Every time you touch the bar there needs to be intent and purpose.  This starts from the empty bar and continues through the whole training day.  Every rep needs to be moved with the control and effort that is required to hit 5lbs more than your current best.  This is how you get better.  Microsoft Excel does not make you better.  You make you better.


As a coach my words cannot make you a better lifter.  All I can do is put you in the positions and guide the process for you to learn how to become the best lifter you can possibly be.  This does not mean that all of you will be world champions.  At the end of the day it still falls on you.


Elite athletes are accountable for their actions.  Novices blame the coach and the program.  If you are someone that blames your coach or program, chances are you suck at this sport and you do not have the attitude to become better.  Find something else to do.


Of course there are bad fits between coach and lifter.  However, if you have a coach with a good track record, it is not their program or coaching that is not working.  It is you.  I am sick of seeing lifters blame other things for their lack of progress, which many times they believe should be linear.


There will be times that you will go potentially years without increasing your total.  Better learn to love the sport for other reasons than chasing numbers.  Things feel like they aren’t going well.  Refocus your attention and do some soul searching to see where you can really improve.  This is where a strong relationship with a coach can be important.


It is very rarely because you are doing 4 sets instead of 5.  It is what you bring to each set and rep that typically needs to be improved.  Having a coach that you can talk to about these things is important because sometimes it is some serious life shit that is negatively affecting your training.


If you are training and posting on IG that your lifts are RPE “trash” and using emojis to tell the world about your too many feelings about lifting weights, that attitude is holding you back.  Saying that you do not feel like training, my lifts suck, or any other bullshit childlike statement, it is holding you back.


Louie says, “If you run with the lame you develop a limp.”  If you are hanging around these weak people, get a new crew because your crew is negatively affecting you.  If you follow these people on IG, unfollow them because seeing it negatively affects you.


Being strong is not about your total.  It is about attitude and heart.  If you want to be a powerlifter, fucking commit to it.  You chose a sport that will break your heart more than it will fill it with joy, but those joyful moments will be addicting, and you will do anything to seek them out.


Find yourself strong company.  Again, not by total, but by attitude and heart.  Because they will push you harder than you can push yourself.  When things seem like they are stalling, you will push harder because you want to push them to be better.  Weak people complain and let their feelings dictate their training.
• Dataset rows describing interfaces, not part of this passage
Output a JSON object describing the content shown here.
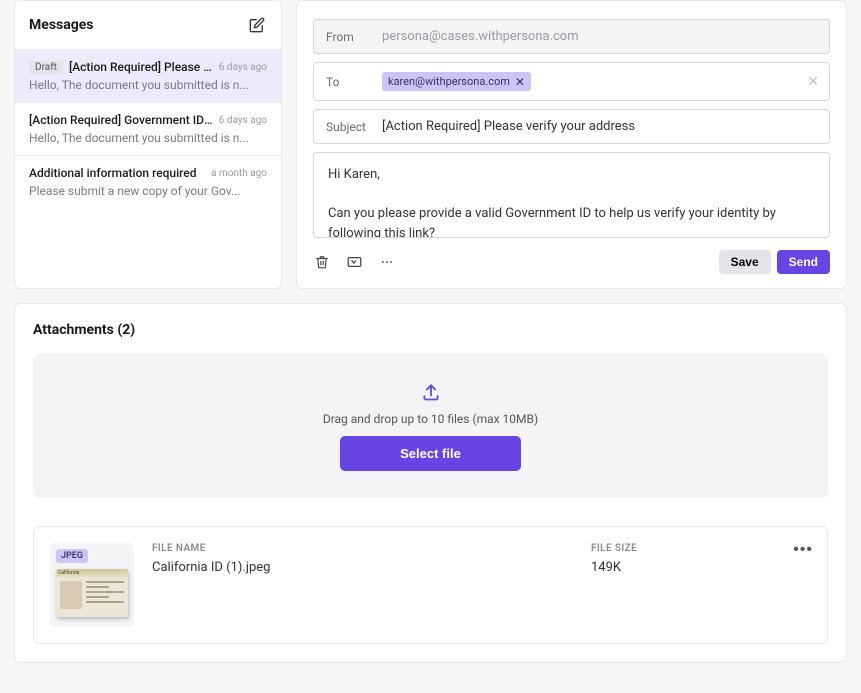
{
  "messages": {
    "header": "Messages",
    "items": [
      {
        "draft": true,
        "subject": "[Action Required] Please verify yo...",
        "time": "6 days ago",
        "preview": "Hello, The document you submitted is n..."
      },
      {
        "draft": false,
        "subject": "[Action Required] Government ID is req...",
        "time": "6 days ago",
        "preview": "Hello, The document you submitted is n..."
      },
      {
        "draft": false,
        "subject": "Additional information required",
        "time": "a month ago",
        "preview": "Please submit a new copy of your Gov..."
      }
    ],
    "draft_label": "Draft"
  },
  "compose": {
    "labels": {
      "from": "From",
      "to": "To",
      "subject": "Subject"
    },
    "from_placeholder": "persona@cases.withpersona.com",
    "to_chip": "karen@withpersona.com",
    "subject": "[Action Required] Please verify your address",
    "body_line1": "Hi Karen,",
    "body_line2": "Can you please provide a valid Government ID to help us verify your identity by following this link?",
    "save": "Save",
    "send": "Send"
  },
  "attachments": {
    "header": "Attachments (2)",
    "hint": "Drag and drop up to 10 files (max 10MB)",
    "select": "Select file",
    "col_name": "FILE NAME",
    "col_size": "FILE SIZE",
    "file": {
      "badge": "JPEG",
      "thumb_text": "California",
      "name": "California ID (1).jpeg",
      "size": "149K"
    }
  }
}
Strong people analyze what they are doing and bring focus and intent to every single rep that they do in the gym.  They don’t make excuses because they do not have room for them as they are too worried about getting better.  They don’t blame others or give a fuck about what other people are doing because they know they have what it takes inside of them to be great.


These are major reasons why PPS gets stronger no matter what we do for training.  No one joined this team with an elite total.  Most don’t even have a total.  But you will see us represented at the Arnold again this year, just like every other year.


That is because we train in a shark tank.  I scroll through the internet and I see a lot of flounders.  Some of them are stronger than others, but they would still get eaten in our environment.  Find yourself a shark tank to train in if you want to get better.